[Interface dataset entries]
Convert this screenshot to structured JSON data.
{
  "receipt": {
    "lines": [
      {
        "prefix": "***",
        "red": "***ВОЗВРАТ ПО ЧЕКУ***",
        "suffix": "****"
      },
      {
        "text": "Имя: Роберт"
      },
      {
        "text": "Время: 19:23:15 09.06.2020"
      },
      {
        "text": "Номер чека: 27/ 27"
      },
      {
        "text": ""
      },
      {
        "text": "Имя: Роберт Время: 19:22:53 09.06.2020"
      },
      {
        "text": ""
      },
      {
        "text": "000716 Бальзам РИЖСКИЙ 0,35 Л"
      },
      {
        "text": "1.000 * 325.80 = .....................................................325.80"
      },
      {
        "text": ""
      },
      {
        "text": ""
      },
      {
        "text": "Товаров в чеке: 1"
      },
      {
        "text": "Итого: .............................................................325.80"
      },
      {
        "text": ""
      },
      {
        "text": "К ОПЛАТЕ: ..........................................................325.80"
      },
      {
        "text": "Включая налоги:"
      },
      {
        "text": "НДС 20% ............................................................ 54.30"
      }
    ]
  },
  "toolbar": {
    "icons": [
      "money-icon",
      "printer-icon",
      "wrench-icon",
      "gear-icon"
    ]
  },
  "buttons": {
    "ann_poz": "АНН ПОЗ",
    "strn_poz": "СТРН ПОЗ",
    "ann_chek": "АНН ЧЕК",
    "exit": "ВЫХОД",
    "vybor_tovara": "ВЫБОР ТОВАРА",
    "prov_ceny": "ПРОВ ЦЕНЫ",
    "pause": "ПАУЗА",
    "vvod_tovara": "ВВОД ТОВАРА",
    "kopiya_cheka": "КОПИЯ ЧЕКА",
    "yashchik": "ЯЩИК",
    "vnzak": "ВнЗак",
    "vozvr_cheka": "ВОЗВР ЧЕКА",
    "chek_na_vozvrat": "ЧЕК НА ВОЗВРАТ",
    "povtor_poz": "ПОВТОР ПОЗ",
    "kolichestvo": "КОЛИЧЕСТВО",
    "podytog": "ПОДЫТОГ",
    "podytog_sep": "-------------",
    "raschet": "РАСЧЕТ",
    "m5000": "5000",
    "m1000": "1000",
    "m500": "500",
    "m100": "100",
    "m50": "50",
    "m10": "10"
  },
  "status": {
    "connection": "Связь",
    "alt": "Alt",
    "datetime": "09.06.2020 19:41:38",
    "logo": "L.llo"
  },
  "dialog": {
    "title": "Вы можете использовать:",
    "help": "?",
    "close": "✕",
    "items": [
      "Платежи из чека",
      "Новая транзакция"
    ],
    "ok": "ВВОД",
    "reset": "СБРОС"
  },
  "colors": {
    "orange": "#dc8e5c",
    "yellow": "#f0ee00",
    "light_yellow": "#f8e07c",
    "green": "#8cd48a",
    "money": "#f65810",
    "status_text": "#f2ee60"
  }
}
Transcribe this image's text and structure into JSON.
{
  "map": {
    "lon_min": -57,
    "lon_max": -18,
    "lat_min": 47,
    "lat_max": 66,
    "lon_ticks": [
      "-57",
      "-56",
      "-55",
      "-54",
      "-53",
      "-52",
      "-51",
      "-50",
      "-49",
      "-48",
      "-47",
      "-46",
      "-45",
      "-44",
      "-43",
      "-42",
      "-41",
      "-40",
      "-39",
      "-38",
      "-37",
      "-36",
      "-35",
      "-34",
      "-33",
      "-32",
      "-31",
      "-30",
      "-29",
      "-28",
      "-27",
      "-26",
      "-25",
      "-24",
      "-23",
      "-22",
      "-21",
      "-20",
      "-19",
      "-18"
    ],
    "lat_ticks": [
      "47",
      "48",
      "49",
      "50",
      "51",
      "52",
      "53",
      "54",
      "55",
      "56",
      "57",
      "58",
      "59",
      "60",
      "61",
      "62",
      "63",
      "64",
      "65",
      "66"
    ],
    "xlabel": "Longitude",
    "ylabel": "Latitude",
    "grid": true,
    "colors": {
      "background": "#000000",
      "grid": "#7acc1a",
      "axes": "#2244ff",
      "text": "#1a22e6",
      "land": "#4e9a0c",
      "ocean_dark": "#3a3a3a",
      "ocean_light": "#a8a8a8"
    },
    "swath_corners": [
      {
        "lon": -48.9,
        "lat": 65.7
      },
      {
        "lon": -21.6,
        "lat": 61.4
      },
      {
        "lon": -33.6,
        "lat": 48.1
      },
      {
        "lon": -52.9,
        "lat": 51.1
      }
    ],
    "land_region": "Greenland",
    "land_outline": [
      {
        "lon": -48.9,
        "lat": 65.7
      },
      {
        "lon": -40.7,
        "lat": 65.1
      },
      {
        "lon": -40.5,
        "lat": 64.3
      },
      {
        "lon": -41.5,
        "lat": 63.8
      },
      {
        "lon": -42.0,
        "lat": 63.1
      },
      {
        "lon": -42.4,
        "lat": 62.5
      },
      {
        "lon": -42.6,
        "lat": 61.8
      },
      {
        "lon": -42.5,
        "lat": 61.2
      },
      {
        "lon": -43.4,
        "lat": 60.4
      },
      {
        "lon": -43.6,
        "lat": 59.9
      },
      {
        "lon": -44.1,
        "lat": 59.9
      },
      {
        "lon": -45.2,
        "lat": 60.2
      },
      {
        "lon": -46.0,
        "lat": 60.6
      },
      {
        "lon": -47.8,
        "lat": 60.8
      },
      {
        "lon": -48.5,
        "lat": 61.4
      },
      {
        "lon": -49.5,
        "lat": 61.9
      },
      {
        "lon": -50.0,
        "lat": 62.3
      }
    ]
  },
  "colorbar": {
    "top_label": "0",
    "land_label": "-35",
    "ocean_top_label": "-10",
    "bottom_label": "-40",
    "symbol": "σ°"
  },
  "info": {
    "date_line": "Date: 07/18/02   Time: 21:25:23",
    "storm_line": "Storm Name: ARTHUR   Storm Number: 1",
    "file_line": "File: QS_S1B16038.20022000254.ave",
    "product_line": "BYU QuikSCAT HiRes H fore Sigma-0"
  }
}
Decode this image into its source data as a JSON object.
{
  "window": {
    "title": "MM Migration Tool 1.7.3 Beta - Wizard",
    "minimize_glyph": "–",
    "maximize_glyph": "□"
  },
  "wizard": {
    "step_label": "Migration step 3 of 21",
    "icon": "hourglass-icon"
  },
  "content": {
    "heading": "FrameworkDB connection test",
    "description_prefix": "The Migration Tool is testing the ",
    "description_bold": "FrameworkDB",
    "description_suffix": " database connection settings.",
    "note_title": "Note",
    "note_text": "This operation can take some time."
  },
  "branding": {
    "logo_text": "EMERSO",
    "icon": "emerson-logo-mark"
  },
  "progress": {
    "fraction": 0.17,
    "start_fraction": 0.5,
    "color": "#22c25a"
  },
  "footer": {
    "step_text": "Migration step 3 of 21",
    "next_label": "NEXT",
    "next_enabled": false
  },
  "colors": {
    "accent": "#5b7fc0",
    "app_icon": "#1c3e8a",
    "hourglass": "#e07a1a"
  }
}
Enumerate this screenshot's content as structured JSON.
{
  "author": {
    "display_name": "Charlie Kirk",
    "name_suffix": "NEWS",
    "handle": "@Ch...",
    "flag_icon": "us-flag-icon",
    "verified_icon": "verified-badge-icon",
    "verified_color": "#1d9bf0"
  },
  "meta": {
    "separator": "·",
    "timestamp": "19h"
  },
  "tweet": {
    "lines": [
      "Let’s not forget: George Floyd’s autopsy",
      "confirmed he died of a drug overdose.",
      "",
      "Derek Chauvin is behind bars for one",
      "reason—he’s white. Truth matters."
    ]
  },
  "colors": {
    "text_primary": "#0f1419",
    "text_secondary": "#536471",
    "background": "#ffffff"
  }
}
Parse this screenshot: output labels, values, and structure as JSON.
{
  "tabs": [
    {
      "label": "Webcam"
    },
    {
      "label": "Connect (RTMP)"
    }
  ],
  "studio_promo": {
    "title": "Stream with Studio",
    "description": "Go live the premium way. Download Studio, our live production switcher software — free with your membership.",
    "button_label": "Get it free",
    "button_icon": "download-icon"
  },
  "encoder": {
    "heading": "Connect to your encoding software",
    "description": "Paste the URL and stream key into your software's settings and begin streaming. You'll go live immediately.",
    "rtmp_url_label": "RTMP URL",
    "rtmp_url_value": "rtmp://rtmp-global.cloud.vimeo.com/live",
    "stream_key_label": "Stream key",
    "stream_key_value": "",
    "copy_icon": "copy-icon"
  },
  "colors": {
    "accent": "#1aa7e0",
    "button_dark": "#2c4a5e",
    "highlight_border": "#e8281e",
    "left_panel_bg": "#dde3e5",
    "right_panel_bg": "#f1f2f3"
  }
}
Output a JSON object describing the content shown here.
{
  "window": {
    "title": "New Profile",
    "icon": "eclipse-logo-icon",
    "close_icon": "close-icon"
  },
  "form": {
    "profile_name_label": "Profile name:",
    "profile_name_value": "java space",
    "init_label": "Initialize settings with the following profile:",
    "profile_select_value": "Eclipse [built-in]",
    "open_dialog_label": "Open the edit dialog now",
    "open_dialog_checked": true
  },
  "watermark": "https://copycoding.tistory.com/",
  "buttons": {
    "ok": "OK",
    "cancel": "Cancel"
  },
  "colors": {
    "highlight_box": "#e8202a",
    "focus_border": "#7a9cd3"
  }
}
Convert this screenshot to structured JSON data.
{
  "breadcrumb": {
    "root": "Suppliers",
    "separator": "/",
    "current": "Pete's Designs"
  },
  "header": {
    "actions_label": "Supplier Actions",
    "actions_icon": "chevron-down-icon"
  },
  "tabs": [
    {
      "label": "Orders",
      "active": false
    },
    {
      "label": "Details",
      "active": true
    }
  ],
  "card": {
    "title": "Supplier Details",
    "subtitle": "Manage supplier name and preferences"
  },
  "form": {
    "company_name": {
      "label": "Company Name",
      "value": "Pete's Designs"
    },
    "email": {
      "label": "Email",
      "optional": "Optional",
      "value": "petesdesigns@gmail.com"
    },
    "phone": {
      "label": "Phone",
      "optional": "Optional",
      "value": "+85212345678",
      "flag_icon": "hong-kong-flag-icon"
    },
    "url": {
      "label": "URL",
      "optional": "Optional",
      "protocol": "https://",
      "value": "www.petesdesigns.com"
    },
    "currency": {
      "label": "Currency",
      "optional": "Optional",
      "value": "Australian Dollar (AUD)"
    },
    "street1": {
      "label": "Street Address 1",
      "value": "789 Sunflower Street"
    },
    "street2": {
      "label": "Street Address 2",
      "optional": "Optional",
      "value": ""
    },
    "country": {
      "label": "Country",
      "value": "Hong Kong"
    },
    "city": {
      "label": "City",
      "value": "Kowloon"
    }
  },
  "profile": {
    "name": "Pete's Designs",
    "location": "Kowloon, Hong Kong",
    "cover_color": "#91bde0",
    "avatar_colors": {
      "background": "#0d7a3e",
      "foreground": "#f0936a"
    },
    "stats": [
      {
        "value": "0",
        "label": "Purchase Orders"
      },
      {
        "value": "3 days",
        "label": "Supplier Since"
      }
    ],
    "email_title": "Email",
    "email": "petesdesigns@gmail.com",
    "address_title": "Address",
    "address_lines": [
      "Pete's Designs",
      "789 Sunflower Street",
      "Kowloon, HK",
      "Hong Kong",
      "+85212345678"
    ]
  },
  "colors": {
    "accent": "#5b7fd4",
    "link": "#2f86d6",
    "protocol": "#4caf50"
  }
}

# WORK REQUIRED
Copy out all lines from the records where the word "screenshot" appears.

# ANSWER SECTION
Convert this screenshot to structured JSON data.
Enumerate this screenshot's content as structured JSON.
Parse this screenshot: output labels, values, and structure as JSON.
Convert this screenshot to structured JSON data.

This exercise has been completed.